→ ACTIVITY
Word for word, reproduce every line of the data.

[Start of section]

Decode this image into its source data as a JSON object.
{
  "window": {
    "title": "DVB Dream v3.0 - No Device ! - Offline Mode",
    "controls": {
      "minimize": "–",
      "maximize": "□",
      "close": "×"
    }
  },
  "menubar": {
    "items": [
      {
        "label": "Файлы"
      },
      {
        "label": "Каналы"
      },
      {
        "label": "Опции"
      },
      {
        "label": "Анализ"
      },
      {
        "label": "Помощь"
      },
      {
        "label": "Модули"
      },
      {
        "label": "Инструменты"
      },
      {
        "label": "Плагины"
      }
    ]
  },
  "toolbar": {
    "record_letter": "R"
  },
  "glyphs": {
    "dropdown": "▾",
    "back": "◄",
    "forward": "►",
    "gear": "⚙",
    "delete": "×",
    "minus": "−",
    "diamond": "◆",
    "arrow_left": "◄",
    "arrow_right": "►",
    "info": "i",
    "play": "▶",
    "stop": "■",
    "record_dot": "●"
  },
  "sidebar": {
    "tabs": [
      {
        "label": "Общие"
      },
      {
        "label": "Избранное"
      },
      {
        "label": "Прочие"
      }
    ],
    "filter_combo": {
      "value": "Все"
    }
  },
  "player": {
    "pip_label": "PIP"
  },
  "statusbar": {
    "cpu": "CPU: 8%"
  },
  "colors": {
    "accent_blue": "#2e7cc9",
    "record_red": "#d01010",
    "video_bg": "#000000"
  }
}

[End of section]

→ RESULT
Decode this image into its source data as a JSON object.
{
  "window": {
    "title": "DVB Dream v3.0 - No Device ! - Offline Mode",
    "controls": {
      "minimize": "–",
      "maximize": "□",
      "close": "×"
    }
  },
  "menubar": {
    "items": [
      {
        "label": "Файлы"
      },
      {
        "label": "Каналы"
      },
      {
        "label": "Опции"
      },
      {
        "label": "Анализ"
      },
      {
        "label": "Помощь"
      },
      {
        "label": "Модули"
      },
      {
        "label": "Инструменты"
      },
      {
        "label": "Плагины"
      }
    ]
  },
  "toolbar": {
    "record_letter": "R"
  },
  "glyphs": {
    "dropdown": "▾",
    "back": "◄",
    "forward": "►",
    "gear": "⚙",
    "delete": "×",
    "minus": "−",
    "diamond": "◆",
    "arrow_left": "◄",
    "arrow_right": "►",
    "info": "i",
    "play": "▶",
    "stop": "■",
    "record_dot": "●"
  },
  "sidebar": {
    "tabs": [
      {
        "label": "Общие"
      },
      {
        "label": "Избранное"
      },
      {
        "label": "Прочие"
      }
    ],
    "filter_combo": {
      "value": "Все"
    }
  },
  "player": {
    "pip_label": "PIP"
  },
  "statusbar": {
    "cpu": "CPU: 8%"
  },
  "colors": {
    "accent_blue": "#2e7cc9",
    "record_red": "#d01010",
    "video_bg": "#000000"
  }
}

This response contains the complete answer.